My oldest son Alex is forever 20 after jumping into heaven off the cliffs on the river where we live. It happened on July 15, 2013. These days I’ve been feeling the sting of going to two children here on earth verses my three. It seems more pronounced to me. I liked the chaos and energy of all my kids, with two it seems manageable which feels wrong. Thanks for your post, it resonated with me.
Carol, my son passed away in August, 2020 from pancreatic cancer. He was 43 and my first born. My other children are 38 and 40. Your words resonated with me. I remember that when I had my third who is now 38, my house felt so much different going from 2 to 3 children. Now, going from 3 to 2 even though they are adults, some of that joyous energy is gone. Thank you for sharing. You helped me feel connected today.

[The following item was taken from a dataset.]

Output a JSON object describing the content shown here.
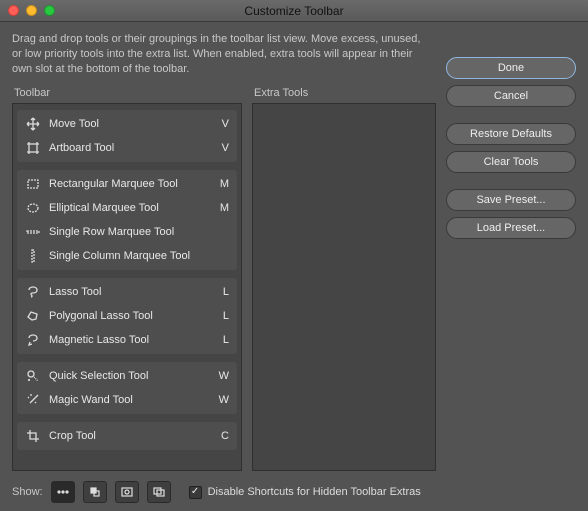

I am a mother of 4 two girls and one son on earth. I lost my son at 14 to cancer on 2/20/04. Derek would have been 30 1/30/20 hard to believe he’s not here. I am a single mom. People say it get “easier” when?? I too had to make that devastating decision to end life. I feel so guilty not having my other three say goodbye, they were getting ready for school I told my mom let them go onto school, he should be home today from the hospital. He never left with me. I do appreciate someone else that’s going through what I’m going through and understands.
Just found your blog that says so much of what I have felt since my 6-year-old son died 20 years ago leaving behind his 3-year-old sister. When her beloved brother and best friend died she said to me, “Mommy, half of me is gone.” I’d have to say the worst is going from 2 to 1. She grew up a sibling without her sibling, living next door to a family of four siblings close to the same age. It has been heartbreaking every inch of the way and will forever be. It’s made her who she is and has given both of us bittersweet gifts. Still I will always miss who she was for the first three years of her life when she had her big brother who adored her and who she adored. The hole is unfillable, the loss irreconcilable, as you know.
You are the best. I went from 2 to 3 in a very similar way to your son’s death. Your blog is so therapeutic for me.
I just lost my Baby, from 3 to 2, my Little Kaitlyn 16 months old, 29 weeks ago, it Still feel unreal, I just found your blog, and as Im Redding it, is like you gave words to my emotions, still raw this pain and still dificult to me to understan this new path in my life.
I lost my 38 year old son on November 30th, 2020 very suddenly from an aortic aneurysm. He died while visiting my husband and I. We tried giving him CPR but he was already gone. There were no signs of illness. We are all in shock and in so much pain. He leaves a wife and 5 children and his one sister. I have so many days of darkness that I don’t know how to go on with my life. He was a wonderful son, brother, husband and a great dad. Reading your blog makes me feel not so alone with my grief. You know what it feels like to lose a child. You get it.
I went from 3 to 2 in August, 2020 when my 43 year old son passed away from pancreatic cancer. Of course I’m grateful for my 2 surviving children and my 3 grandchildren. But there is someone who was so special and so alive and energetic and funny and wonderful who is missing from our lives. Thank you for this blog, Emily, and thank you to those who share. I helps so much to know I’m not alone in my grief.